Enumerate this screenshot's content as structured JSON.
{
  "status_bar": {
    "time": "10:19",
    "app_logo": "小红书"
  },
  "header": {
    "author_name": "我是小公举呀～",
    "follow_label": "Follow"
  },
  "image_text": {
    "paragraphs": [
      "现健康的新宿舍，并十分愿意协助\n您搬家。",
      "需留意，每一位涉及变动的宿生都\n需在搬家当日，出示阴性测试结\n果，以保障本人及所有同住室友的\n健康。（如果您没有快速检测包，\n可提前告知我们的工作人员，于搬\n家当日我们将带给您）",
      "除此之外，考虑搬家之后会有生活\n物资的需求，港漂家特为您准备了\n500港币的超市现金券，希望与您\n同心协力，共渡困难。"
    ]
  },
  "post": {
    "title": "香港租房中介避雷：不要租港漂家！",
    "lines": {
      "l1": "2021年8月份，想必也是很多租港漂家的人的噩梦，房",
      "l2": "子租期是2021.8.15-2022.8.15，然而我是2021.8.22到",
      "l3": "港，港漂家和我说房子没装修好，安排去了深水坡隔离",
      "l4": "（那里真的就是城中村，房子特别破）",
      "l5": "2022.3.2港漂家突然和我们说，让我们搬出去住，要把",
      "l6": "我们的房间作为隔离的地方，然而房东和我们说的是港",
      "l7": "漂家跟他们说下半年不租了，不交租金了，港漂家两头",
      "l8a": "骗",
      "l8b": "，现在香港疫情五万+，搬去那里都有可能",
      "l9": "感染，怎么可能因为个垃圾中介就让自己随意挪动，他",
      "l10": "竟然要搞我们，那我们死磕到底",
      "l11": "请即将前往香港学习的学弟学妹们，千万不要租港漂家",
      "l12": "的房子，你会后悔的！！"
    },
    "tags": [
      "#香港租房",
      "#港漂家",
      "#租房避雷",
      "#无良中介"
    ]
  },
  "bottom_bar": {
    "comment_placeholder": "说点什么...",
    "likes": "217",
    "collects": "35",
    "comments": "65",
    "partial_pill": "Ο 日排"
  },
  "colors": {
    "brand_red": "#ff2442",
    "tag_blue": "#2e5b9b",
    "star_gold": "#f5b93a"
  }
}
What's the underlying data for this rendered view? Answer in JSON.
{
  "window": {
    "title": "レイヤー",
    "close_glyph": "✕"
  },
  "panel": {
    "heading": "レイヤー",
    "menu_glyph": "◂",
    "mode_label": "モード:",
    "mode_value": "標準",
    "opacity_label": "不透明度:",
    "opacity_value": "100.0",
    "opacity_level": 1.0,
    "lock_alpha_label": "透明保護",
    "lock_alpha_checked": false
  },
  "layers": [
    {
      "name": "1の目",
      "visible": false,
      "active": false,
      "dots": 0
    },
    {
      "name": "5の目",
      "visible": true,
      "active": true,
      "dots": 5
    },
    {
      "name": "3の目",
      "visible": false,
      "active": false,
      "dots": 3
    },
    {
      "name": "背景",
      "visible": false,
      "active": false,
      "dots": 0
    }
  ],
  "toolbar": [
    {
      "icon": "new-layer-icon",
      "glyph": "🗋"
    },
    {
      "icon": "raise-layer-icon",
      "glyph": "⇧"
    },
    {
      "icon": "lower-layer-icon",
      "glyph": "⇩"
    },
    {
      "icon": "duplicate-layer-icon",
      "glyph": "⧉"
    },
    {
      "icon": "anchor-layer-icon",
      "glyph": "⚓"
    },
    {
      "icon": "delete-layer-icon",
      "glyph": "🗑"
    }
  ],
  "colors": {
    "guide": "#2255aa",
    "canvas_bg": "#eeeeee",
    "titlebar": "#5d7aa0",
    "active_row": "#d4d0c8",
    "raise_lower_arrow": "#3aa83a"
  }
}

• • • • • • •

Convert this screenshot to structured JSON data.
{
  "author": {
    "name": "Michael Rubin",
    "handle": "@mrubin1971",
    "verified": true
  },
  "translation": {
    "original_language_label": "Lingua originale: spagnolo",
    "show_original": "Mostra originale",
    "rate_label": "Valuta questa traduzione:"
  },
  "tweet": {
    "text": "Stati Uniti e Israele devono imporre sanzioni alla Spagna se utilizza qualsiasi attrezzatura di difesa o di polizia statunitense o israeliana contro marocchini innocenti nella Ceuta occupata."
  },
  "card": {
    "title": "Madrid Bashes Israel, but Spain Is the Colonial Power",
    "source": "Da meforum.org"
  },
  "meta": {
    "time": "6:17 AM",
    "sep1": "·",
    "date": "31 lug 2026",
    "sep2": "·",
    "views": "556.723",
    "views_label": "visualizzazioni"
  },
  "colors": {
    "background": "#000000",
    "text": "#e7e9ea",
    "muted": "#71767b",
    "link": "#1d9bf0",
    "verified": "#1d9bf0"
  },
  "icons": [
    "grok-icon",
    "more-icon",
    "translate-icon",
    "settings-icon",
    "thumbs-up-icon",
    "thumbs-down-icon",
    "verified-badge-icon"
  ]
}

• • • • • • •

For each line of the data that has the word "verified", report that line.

    "verified": true
    "verified": "#1d9bf0"
    "verified-badge-icon"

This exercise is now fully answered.